    As Windows Subsystem for Linux (WSL) is becoming a critical piece of Microsoft’s cloud and data-center audience, openSUSE is working on technologies that help developers use distributions of their choice for WSL. Users can run the same WSL distribution that they run in the cloud or on their servers. The core piece of openSUSE’s WSL offering is the WSL appx files, which are basically zip files that contain a tarball of a Linux system (like a container) and a Windows exe file, the so called launcher.

2D using Godot

This brings me to the GUI parts. I’m still not convinced that I understand how to properly layout stuff using Godot, but at least it looks ok now – at the cost of some fixed element sizes and such. I need to spend some more time to really understand how the anchoring and stretching really works.

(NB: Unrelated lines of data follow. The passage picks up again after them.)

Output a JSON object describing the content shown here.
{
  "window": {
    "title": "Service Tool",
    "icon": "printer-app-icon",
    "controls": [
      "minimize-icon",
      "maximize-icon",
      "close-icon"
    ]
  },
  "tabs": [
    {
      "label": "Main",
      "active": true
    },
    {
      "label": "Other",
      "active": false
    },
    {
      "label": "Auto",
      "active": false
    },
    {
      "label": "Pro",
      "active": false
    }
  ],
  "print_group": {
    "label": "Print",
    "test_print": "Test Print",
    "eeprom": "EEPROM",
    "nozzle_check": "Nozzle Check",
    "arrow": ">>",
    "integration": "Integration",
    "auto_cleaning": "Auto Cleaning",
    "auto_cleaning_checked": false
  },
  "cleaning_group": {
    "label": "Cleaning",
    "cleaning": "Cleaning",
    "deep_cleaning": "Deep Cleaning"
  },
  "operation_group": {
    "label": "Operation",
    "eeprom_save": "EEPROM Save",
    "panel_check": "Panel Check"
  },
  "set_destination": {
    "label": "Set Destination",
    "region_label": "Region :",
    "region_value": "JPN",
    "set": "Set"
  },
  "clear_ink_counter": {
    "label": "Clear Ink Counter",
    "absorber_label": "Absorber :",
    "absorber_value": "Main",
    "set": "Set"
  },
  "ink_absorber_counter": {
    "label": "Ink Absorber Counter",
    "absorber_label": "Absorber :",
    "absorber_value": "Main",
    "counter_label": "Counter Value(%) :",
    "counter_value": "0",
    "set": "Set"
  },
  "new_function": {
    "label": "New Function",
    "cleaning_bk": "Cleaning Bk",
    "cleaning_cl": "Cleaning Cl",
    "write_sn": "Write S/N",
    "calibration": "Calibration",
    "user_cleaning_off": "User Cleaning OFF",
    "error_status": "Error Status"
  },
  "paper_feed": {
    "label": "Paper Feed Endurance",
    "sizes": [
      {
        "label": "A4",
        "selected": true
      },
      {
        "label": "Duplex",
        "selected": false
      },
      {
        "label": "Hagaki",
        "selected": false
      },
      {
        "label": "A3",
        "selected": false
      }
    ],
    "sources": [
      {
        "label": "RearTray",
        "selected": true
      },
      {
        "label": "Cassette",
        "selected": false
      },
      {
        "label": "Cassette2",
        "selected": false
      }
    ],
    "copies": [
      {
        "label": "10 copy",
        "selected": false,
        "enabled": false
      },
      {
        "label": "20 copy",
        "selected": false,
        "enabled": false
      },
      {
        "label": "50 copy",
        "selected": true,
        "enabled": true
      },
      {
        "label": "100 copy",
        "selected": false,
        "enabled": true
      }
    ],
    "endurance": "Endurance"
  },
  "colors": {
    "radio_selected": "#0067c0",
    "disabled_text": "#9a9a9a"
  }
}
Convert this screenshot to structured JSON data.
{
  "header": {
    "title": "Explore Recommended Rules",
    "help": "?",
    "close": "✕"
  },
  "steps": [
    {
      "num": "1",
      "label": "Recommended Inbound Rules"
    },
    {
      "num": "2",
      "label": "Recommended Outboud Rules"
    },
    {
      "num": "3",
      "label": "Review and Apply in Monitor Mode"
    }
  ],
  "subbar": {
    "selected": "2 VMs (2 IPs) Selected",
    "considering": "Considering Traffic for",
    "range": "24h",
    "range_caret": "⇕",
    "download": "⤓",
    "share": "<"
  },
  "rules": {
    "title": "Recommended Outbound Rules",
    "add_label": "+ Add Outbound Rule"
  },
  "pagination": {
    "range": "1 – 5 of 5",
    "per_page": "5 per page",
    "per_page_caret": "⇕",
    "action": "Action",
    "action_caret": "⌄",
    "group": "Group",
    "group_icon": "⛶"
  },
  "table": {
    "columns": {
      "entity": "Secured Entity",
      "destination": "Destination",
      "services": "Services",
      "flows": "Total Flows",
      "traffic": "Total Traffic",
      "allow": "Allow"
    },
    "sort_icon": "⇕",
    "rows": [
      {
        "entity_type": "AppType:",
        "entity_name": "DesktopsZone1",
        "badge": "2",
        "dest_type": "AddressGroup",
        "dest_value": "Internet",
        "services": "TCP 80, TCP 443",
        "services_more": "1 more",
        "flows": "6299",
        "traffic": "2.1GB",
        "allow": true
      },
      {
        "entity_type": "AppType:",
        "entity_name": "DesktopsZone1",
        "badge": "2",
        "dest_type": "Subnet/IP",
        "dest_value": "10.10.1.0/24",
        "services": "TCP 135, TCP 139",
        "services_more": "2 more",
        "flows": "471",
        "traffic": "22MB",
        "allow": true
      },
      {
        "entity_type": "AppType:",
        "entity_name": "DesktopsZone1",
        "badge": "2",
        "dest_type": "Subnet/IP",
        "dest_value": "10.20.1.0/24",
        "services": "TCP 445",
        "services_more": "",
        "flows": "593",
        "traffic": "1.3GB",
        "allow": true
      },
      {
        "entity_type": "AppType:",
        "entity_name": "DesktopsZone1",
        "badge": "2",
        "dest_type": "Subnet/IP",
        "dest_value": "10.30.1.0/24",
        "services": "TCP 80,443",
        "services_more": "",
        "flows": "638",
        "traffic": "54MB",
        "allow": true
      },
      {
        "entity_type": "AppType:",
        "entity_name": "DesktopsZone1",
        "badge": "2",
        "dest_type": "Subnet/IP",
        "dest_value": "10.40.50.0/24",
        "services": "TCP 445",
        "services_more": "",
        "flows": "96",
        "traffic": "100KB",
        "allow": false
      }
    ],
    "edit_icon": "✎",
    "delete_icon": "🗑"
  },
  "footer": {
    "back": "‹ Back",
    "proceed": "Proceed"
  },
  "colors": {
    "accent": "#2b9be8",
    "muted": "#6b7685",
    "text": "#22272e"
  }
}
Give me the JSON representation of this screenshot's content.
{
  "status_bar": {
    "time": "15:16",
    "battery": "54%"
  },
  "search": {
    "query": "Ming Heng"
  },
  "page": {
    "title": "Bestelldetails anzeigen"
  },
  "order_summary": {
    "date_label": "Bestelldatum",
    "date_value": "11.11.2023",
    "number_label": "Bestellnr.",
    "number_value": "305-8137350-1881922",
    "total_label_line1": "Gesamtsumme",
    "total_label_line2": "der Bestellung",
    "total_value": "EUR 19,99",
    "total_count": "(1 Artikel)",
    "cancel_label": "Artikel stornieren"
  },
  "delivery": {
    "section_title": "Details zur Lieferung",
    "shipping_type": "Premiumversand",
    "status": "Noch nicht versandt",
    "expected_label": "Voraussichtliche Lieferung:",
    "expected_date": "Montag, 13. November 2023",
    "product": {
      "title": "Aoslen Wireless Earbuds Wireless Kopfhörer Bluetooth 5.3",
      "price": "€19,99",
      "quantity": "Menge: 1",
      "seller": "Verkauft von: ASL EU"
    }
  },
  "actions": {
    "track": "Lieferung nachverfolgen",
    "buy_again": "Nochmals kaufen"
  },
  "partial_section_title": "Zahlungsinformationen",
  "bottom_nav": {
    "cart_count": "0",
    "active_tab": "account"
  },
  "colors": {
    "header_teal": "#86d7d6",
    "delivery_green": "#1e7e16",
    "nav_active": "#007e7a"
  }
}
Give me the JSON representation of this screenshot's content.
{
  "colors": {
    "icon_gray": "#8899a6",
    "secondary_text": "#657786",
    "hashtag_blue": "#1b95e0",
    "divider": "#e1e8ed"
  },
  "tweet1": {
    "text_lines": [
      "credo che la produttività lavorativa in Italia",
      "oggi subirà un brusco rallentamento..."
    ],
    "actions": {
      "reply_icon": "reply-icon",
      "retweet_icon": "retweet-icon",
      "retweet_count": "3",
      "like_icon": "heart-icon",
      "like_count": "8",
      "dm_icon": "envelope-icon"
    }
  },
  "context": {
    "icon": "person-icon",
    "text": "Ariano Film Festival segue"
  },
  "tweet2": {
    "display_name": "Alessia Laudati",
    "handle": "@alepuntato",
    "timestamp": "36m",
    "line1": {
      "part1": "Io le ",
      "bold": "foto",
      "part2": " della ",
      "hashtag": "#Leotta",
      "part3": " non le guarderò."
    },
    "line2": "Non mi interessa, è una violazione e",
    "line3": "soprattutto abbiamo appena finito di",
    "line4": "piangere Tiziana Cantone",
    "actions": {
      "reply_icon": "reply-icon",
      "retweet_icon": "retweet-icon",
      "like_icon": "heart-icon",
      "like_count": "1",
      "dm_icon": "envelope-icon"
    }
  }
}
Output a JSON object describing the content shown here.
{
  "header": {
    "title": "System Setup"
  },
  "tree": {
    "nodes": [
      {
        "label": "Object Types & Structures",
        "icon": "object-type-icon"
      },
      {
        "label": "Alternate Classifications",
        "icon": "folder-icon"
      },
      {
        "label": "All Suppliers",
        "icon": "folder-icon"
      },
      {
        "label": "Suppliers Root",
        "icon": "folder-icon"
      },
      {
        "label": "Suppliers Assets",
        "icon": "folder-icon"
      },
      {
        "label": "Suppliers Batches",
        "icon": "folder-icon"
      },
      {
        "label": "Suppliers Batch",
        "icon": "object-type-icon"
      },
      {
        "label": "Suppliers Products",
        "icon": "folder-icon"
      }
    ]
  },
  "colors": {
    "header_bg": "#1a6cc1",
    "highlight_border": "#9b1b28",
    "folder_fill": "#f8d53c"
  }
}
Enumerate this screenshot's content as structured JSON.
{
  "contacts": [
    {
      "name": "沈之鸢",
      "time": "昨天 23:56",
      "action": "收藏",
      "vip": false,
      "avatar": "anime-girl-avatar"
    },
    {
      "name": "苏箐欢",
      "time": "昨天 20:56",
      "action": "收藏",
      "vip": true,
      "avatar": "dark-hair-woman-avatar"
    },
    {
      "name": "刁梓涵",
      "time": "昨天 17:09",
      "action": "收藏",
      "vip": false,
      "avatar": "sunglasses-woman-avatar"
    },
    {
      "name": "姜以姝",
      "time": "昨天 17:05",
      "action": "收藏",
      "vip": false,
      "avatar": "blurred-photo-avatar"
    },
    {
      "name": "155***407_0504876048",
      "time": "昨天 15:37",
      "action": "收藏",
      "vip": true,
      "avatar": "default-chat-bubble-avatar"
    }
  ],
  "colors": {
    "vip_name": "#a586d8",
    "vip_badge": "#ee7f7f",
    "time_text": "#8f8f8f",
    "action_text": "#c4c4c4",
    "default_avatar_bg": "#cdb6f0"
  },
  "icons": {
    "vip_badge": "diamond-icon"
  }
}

I guess I have a hard time wrapping my head around it as the approach is different from what I’m used to from Qt. Looking at the rest of the code, I’ve tried to make all the other scenes (in Godot, everything is a scene) like independent elements. For instance, the card scene has a face, and an is_flipped state. It can also signal when it is being flipped and clicked. Notice that the click results in a signal that goes to the table scene, which decides if the card needs to be flipped or not. The same goes for the GUI parts. They simple signal what was clicked and the table scene reacts. There are some variables too, e.g. the number of pairs setting in the main menu, and the points in the views where that is visible. Read more

Linux Graphics Stack: Intel, AMD and More

  • Intel Linux Graphics Driver Adds Bits For Jasper Lake PCH

    Details are still light on Jasper Lake, but volleyed onto the public mailing list today was the initial support for the Jasper Lake PCH within the open-source Linux graphics driver side. The patch adds in the Jasper Lake PCH while acknowledging it's similar to Icelake and Tigerlake behavior. The Jasper Lake PCI device ID is 0x4D80. The patch doesn't reveal any other notable details but at least enough to note that the Jasper Lake support is on the way. Given the timing, the earliest we could see Intel Jasper Lake support out in the mainline kernel would be for Linux 5.5, which will be out as stable as the first kernel series of 2020 and in time for the likes of Ubuntu 20.04 LTS and Fedora 32.

  • Linux Graphics Drivers Could Have User-Space API Changes More Strictly Evaluated

    In response to both the AMD Radeon and Intel graphics drivers adding new user-space APIs for user-space code that just gets "[thrown] over the wall instead of being open source developed projects" and the increase of Android drivers introducing their own UAPI headaches, Airlie is looking at enforcing more review/oversight when DRM drivers want to make user-space API changes. The goal ultimately is to hopefully yield more cross-driver UAPI discussions and in turn avoiding duplicated efforts, ensuring good development implementations prior to upstreaming, and better quality with more developers reviewing said changes.

  • xf86-video-ati 19.1 Released With Crash & Hang Fixes

    For those making use of xf86-video-ati on X.Org-enabled Linux desktops, the version 19.1 release brings just a handful of new fixes. This release was announced today by Michel Dänzer who last month departed AMD to now work on Red Hat's graphics team. Michel is sticking around the Mesa/X.Org world for Red Hat's duties but is hoping someone else will be picking up maintenance of the xf86-video-ati/xf86-video-amdgpu DDX drivers going forward. Granted, not a lot of activity happens to these X.Org DDX drivers these days considering more Linux desktops slowly moving over to Wayland, many X11 desktops using the generic xf86-video-modesetting, and these AMD drivers being fairly basic now with all of the big changes in the AMDGPU DRM kernel driver.